Once again, the Jeremy Lin phenomenon has unearthed a massive trove of anti Asian American racism. Unlike the unfortunate ESPN headline, this racist remark is far more blatant. One anchor is talking about the physical attributes that help Jeremy Lin become such a great basketball player, when Greg Kelly interjects by asking, “What about his eyes?” The other anchor laughs, although it’s not clear whether it’s because she thinks Kelly is funny or if she is uncomfortable with how offensive the question is. You can imagine how Kelly would defend his remarks.
“I didn’t mean for it to be hurtful/I was just trying to be funny/It was a serious question!!”
It’s probably a good time to explain why many of us don’t care about intent when it comes to racism. Just because you didn’t meant to be racist doesn’t mean you didn’t say something racist.
Why? Well first, because racist statements reflect racist attitudes that emerge even in the absence of intent. It’s socially unacceptable (at least in the media) to use overt, mean-spirited racial attacks—so overtly racist remarks are never made. It’s NOT because racist attitudes are gone. Racism deals with implicit attitudes and assumptions.
It’s why an old, grandmotherly lady could say something as good-natured as “I love how you Asians are all so good at math.” That would still be a racist statement. It’s why your non-Asian buddy can say something like, “Damn you’re pretty athletic … for an Asian” and that would still be a racist statement. Of course, we don’t end up hating on everyone who says something racist—context, reputation of the speaker, and other factors matter. Which one of us has never uttered a racist statement before? (By the way, people aren’t judged in a vacuum; some folks are able to get away with racist remarks.)
But that doesn’t change whether a statement was racist or not.
Second, intent doesn’t matter because despite how the speaker explains himself, it’s nearly impossible to figure out what he really meant to say. That’s why we often look to the surrounding factors to infer intent. For example, the ESPN editor said he didn’t mean to be racist when he used the term “Chink in the Armor” to describe Jeremy Lin.
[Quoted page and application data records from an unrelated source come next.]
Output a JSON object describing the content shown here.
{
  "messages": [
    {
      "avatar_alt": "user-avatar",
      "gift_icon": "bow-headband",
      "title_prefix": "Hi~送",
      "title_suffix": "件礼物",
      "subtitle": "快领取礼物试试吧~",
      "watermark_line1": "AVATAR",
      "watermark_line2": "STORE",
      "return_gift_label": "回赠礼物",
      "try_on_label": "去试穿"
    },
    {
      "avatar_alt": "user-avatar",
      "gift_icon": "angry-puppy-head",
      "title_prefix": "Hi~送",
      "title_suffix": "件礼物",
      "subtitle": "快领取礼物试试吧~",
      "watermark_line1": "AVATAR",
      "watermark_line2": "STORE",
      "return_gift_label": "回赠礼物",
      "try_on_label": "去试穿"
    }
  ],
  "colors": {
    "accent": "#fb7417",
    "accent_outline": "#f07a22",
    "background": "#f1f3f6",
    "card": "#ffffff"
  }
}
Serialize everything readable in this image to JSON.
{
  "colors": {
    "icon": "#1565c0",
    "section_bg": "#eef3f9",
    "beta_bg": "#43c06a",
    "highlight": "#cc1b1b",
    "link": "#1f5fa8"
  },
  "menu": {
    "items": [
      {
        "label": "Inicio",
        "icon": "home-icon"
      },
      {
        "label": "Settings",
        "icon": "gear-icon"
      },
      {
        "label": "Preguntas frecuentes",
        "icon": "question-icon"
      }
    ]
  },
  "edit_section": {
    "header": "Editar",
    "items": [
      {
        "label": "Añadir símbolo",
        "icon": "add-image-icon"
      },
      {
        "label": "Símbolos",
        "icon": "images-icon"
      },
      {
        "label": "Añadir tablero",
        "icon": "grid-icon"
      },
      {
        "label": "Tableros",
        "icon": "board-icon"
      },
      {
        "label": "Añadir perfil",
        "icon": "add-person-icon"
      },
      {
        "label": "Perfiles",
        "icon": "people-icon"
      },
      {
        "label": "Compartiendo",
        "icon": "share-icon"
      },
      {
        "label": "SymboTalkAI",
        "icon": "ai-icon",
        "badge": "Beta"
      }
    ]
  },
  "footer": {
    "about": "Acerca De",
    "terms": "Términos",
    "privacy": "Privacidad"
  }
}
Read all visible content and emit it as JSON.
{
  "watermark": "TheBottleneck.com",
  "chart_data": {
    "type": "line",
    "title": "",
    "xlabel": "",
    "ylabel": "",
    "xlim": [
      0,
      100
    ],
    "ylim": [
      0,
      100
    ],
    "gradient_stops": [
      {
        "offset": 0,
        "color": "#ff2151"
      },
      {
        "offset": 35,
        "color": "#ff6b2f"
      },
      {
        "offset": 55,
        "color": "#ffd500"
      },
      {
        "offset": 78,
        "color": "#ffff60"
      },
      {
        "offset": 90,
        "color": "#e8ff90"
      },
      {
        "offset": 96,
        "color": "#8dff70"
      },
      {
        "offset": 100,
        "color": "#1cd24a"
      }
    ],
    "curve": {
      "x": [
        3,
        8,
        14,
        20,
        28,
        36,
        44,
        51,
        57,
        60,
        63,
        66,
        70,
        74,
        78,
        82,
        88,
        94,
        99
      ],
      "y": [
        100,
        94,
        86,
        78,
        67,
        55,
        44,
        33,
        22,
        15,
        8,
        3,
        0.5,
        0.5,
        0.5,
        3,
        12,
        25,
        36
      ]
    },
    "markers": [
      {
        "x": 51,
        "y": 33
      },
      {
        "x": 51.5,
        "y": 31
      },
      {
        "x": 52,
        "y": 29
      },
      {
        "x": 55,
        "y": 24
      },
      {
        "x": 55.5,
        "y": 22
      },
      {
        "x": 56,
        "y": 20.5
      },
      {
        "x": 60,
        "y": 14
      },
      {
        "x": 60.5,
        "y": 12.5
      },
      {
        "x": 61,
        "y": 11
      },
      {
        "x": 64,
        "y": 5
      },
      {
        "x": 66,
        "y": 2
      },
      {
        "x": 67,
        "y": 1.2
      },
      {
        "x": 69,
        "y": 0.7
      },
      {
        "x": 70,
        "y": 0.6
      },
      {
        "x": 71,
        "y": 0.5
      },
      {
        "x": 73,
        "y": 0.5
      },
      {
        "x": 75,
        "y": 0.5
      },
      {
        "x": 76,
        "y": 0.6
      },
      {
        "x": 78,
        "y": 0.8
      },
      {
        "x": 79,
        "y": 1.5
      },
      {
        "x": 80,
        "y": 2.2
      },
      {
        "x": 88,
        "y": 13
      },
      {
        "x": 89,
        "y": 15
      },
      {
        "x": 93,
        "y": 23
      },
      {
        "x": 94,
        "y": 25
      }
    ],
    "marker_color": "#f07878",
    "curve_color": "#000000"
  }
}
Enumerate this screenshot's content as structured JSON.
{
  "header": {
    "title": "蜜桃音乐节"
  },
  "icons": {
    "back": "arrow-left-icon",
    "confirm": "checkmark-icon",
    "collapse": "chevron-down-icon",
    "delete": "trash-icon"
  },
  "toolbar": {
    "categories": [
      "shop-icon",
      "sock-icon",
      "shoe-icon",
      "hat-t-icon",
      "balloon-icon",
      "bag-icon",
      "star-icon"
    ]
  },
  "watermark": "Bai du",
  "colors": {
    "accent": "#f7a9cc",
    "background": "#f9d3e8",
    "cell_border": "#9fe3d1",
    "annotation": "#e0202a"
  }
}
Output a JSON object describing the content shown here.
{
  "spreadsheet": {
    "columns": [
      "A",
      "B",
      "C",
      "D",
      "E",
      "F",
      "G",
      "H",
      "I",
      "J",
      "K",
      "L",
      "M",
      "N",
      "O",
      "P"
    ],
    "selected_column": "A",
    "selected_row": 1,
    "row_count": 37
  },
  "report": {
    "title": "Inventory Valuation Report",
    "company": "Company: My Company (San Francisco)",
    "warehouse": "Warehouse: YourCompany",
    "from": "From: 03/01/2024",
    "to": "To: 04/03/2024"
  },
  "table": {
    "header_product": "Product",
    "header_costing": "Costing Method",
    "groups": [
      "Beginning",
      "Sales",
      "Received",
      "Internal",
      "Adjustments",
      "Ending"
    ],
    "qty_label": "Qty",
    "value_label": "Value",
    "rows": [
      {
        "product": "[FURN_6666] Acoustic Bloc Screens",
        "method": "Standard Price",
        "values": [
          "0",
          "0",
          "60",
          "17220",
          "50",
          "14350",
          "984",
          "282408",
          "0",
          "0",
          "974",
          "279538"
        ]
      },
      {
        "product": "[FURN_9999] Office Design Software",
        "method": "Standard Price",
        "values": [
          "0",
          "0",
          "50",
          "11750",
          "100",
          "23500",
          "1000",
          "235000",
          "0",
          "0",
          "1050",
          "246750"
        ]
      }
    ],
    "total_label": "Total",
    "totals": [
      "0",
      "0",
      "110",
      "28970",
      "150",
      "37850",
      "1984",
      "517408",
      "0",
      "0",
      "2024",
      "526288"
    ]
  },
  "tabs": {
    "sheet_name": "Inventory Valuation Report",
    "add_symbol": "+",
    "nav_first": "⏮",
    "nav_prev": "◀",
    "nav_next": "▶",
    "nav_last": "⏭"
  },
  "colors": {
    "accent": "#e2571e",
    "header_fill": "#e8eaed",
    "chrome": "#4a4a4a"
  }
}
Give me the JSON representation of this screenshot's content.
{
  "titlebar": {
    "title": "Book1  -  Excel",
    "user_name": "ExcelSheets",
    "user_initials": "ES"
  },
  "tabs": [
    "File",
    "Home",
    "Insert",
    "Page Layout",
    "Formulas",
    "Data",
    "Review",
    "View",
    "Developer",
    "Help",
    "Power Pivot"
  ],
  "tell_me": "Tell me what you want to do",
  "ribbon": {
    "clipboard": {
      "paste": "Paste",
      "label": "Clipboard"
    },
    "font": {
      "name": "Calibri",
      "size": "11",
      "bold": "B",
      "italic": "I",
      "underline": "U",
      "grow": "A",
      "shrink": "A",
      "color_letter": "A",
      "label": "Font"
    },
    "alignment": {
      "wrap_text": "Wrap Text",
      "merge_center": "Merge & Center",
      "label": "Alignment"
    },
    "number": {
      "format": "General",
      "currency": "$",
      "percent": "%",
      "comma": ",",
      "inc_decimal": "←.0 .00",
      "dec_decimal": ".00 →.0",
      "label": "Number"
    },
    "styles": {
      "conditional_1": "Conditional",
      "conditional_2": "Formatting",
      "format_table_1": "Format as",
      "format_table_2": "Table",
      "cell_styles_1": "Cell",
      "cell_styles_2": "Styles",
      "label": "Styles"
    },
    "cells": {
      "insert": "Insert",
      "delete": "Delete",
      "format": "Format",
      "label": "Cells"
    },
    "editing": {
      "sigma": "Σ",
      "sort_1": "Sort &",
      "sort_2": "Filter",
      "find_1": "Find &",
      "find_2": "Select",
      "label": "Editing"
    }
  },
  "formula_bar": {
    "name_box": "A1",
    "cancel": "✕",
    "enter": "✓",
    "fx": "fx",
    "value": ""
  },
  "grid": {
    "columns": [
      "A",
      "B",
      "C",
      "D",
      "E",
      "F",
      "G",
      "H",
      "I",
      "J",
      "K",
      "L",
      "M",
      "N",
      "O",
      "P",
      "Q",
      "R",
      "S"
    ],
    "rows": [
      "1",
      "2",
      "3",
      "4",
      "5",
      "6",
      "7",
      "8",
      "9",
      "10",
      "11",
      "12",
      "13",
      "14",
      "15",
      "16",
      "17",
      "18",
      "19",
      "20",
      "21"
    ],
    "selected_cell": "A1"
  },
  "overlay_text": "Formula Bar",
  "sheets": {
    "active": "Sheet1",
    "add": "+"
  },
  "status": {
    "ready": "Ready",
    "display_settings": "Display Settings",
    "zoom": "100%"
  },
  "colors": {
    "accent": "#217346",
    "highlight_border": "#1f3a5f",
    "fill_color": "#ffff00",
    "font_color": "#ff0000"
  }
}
We could take his word that he was just using a term ESPN always uses. But we have circumstantial evidence that racist attitudes are at play.
The editor could have avoided controversy by coming up with an alternative headline/saying. According to Jeff Yang, these include: “Knicks got stung!” “N.O. says NO to JLin” and “Oh, bee-hive!” Using “Chink in the Armor” would be more understandable if Lin was a defensive mastermind and Kobe scored 53 points on him. Armor implies defense, and Lin is an offense machine so it would have been more accurate to say “Chink in the Sword.” That, of course, makes absolutely no sense. So it appears that the editor used a cliche that didn’t fit. All we’re left is the inference that when they saw Jeremy Lin, they thought “Chink” so to the editor (and to ESPN) the “Chink in the Armor” term was particularly apt.
As for the Greg Kelly video, take a look at his facial expression after he asks about Jeremy’s eyes. You be the judge of what he meant when he asked that question. It’ll be interesting to see if Kelly is going to defend his statement. If he does, we should ignore anything he says that has to do with his intent.
[H/T shimizuball for the video]